▶ _The problem_: Gather each line of the entries below that includes "icon".
++++ Provided information
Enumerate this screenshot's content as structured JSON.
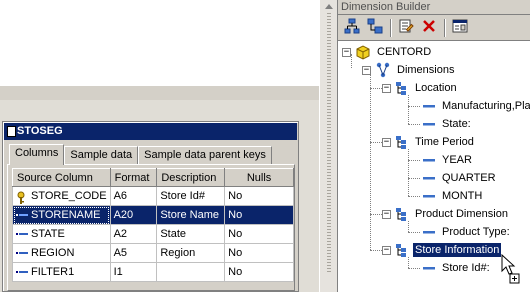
{
  "window": {
    "title": "STOSEG",
    "tabs": [
      {
        "label": "Columns",
        "active": true
      },
      {
        "label": "Sample data",
        "active": false
      },
      {
        "label": "Sample data parent keys",
        "active": false
      }
    ],
    "columns": [
      "Source Column",
      "Format",
      "Description",
      "Nulls"
    ],
    "rows": [
      {
        "name": "STORE_CODE",
        "format": "A6",
        "description": "Store Id#",
        "nulls": "No",
        "icon": "key-icon",
        "selected": false
      },
      {
        "name": "STORENAME",
        "format": "A20",
        "description": "Store Name",
        "nulls": "No",
        "icon": "column-icon",
        "selected": true
      },
      {
        "name": "STATE",
        "format": "A2",
        "description": "State",
        "nulls": "No",
        "icon": "column-icon",
        "selected": false
      },
      {
        "name": "REGION",
        "format": "A5",
        "description": "Region",
        "nulls": "No",
        "icon": "column-icon",
        "selected": false
      },
      {
        "name": "FILTER1",
        "format": "I1",
        "description": "",
        "nulls": "No",
        "icon": "column-icon",
        "selected": false
      }
    ]
  },
  "builder": {
    "title": "Dimension Builder",
    "toolbar": [
      {
        "icon": "add-hierarchy-icon"
      },
      {
        "icon": "add-level-icon"
      },
      {
        "icon": "properties-icon"
      },
      {
        "icon": "delete-icon"
      },
      {
        "icon": "dialog-icon"
      }
    ],
    "tree": {
      "root": "CENTORD",
      "dimensions_label": "Dimensions",
      "items": [
        {
          "label": "Location",
          "children": [
            "Manufacturing,Plar",
            "State:"
          ]
        },
        {
          "label": "Time Period",
          "children": [
            "YEAR",
            "QUARTER",
            "MONTH"
          ]
        },
        {
          "label": "Product Dimension",
          "children": [
            "Product Type:"
          ]
        },
        {
          "label": "Store Information",
          "children": [
            "Store Id#:"
          ],
          "selected": true
        }
      ]
    }
  },
  "colors": {
    "selection": "#0a246a",
    "face": "#d4d0c8",
    "delete": "#cc0000"
  }
}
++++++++
▶ _Task result_:
        "icon": "key-icon",
        "icon": "column-icon",
        "icon": "column-icon",
        "icon": "column-icon",
        "icon": "column-icon",
        "icon": "add-hierarchy-icon"
        "icon": "add-level-icon"
        "icon": "properties-icon"
        "icon": "delete-icon"
        "icon": "dialog-icon"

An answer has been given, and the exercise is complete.